__Excerpted records__.
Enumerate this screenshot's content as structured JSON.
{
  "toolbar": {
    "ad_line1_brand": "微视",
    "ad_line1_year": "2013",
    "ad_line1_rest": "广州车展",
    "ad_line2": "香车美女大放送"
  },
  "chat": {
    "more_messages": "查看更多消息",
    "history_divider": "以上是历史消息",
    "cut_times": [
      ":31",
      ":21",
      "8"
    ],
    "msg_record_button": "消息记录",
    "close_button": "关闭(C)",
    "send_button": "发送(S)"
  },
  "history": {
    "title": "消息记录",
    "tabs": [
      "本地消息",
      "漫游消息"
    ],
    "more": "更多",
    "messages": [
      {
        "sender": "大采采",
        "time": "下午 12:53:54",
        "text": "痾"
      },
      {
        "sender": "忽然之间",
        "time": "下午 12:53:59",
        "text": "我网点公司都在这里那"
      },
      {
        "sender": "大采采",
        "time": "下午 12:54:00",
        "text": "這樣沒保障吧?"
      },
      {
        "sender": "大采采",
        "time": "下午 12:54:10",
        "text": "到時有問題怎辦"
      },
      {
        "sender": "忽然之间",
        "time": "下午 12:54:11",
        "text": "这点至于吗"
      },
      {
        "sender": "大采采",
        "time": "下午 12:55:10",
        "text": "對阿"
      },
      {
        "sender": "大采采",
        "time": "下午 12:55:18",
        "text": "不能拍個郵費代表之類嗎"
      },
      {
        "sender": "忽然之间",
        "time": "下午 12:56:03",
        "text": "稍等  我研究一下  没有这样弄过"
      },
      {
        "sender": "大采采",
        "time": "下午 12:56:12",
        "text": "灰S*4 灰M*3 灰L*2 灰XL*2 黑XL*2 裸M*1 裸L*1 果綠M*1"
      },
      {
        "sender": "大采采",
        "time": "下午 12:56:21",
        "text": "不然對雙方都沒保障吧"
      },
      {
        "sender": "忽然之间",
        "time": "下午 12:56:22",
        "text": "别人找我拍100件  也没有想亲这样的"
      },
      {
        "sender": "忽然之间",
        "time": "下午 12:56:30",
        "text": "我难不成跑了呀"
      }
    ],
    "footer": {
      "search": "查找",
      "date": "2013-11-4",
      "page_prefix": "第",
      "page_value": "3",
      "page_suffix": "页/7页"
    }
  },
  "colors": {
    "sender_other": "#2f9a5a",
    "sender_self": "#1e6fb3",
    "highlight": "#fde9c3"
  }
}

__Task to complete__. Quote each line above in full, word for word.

__Solved exercise__.
Enumerate this screenshot's content as structured JSON.
{
  "toolbar": {
    "ad_line1_brand": "微视",
    "ad_line1_year": "2013",
    "ad_line1_rest": "广州车展",
    "ad_line2": "香车美女大放送"
  },
  "chat": {
    "more_messages": "查看更多消息",
    "history_divider": "以上是历史消息",
    "cut_times": [
      ":31",
      ":21",
      "8"
    ],
    "msg_record_button": "消息记录",
    "close_button": "关闭(C)",
    "send_button": "发送(S)"
  },
  "history": {
    "title": "消息记录",
    "tabs": [
      "本地消息",
      "漫游消息"
    ],
    "more": "更多",
    "messages": [
      {
        "sender": "大采采",
        "time": "下午 12:53:54",
        "text": "痾"
      },
      {
        "sender": "忽然之间",
        "time": "下午 12:53:59",
        "text": "我网点公司都在这里那"
      },
      {
        "sender": "大采采",
        "time": "下午 12:54:00",
        "text": "這樣沒保障吧?"
      },
      {
        "sender": "大采采",
        "time": "下午 12:54:10",
        "text": "到時有問題怎辦"
      },
      {
        "sender": "忽然之间",
        "time": "下午 12:54:11",
        "text": "这点至于吗"
      },
      {
        "sender": "大采采",
        "time": "下午 12:55:10",
        "text": "對阿"
      },
      {
        "sender": "大采采",
        "time": "下午 12:55:18",
        "text": "不能拍個郵費代表之類嗎"
      },
      {
        "sender": "忽然之间",
        "time": "下午 12:56:03",
        "text": "稍等  我研究一下  没有这样弄过"
      },
      {
        "sender": "大采采",
        "time": "下午 12:56:12",
        "text": "灰S*4 灰M*3 灰L*2 灰XL*2 黑XL*2 裸M*1 裸L*1 果綠M*1"
      },
      {
        "sender": "大采采",
        "time": "下午 12:56:21",
        "text": "不然對雙方都沒保障吧"
      },
      {
        "sender": "忽然之间",
        "time": "下午 12:56:22",
        "text": "别人找我拍100件  也没有想亲这样的"
      },
      {
        "sender": "忽然之间",
        "time": "下午 12:56:30",
        "text": "我难不成跑了呀"
      }
    ],
    "footer": {
      "search": "查找",
      "date": "2013-11-4",
      "page_prefix": "第",
      "page_value": "3",
      "page_suffix": "页/7页"
    }
  },
  "colors": {
    "sender_other": "#2f9a5a",
    "sender_self": "#1e6fb3",
    "highlight": "#fde9c3"
  }
}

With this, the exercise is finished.